One definition of a leader is…
A person who by force of example, talents, or other qualities plays a directing role, wields commanding influence, or has a following in any sphere of activity or thought
One flaw with this definition is that this person could have a following merely BECAUSE he has been anointed as a “leader,” even if he were to have no other qualities whatsoever. And, this is just one more example of the reversal of cause and effect, but I digress.
To achieve great heights in a large company, institution, government agency, or elected office usually means that the individual in question has figured out how to get along with most people, effect compromise wherever possible, brownnose when he has to, and take few chances, to avoid making a mistake. More than that, he has determined how to receive credit for the good things he has not done, and how to avoid blame for the bad things he has done.
As you can see, nothing in the preceding paragraph denotes any sort of true leadership quality.
If self-promotion is vitally important to this type of faux leader, it is probably also important to some extent for a true leader—the difference being that in the case of the latter, he would actually have some real accomplishments to tout.
While examples of miserable faux leadership abound in the private sector, let us confine ourselves to elected officials in this essay.
What if you, as a successful person, wanted to run for Congress. Let’s even assume that you are in a district (such as the one where I reside) that has a long-term scandalously incompetent incumbent.
If you were to approach the local party management, they would first tell you that your cause is lost. The district has been gerrymandered to assure constant victories by the other side. Ironically, a true leader would then simply reply with something like, “Then why are you here?” This, of course, would end the discussion.
Perhaps, you could keep your mouth shut (already giving in) and describe your ideas for a unique campaign to unseat the useless incumbent. You might explain that conventional approaches are never going to work in this district.
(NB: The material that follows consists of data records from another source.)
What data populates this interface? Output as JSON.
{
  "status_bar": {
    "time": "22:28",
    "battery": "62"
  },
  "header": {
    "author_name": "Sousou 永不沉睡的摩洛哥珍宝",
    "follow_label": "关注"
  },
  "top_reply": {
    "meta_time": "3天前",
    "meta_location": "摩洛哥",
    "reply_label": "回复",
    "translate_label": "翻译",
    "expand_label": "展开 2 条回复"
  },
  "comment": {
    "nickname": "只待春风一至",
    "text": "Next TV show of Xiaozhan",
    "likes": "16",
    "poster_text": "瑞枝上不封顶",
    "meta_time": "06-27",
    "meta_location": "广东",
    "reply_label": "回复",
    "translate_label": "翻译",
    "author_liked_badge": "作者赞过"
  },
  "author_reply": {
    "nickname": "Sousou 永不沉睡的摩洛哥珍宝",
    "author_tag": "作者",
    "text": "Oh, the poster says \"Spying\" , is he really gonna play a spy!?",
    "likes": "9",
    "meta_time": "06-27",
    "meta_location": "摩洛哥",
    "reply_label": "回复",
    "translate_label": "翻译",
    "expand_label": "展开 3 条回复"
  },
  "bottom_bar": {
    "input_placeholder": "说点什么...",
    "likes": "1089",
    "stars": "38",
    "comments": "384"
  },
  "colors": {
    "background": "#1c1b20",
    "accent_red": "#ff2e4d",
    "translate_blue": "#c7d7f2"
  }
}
Indeed, the only way to change voter’s minds is to gently attack them:
Why do you keep reelecting Mr. X., who has done these lousy things over the past many years? What is wrong with you?
Logically, this would seem to be a sound strategy. Clearly, “positive” approaches have not worked. And, we all know that one definition of insanity is to keep repeating acts that do not bring about the desired results.
However, you would be rebuffed at once. Indeed, I had a discussion with a former (conservative) senator along these lines, who implied that to play the Dutch uncle role would create nothing but bad press. I guess my attitude shone through when I replied, questioning why anyone should care what these predominantly left-leaning sycophants and sheep think—presuming that they even think at all.
The good senator did not realize that I was not trying to be provocative. Rather, I was trying to articulate the beginning of a new strategy that just might tip the balance in our favor. And then, it dawned on me: To maintain the same losing strategy revealed more than just a lack of innovation. It betrayed that much of what goes on in politics and government is a game.
The prize in the game is power, and power is increased only by creating more ways to spend your money. This is all exacerbated by having longer and longer term incumbents who become more isolated from the realities of your lives. Evidently, the balance of power is largely predetermined by feckless compromise.
The only course that would even approach a solution is term limits, but I wouldn’t hold my breath. Still, that would be an inspirational constitutional amendment, wouldn’t it?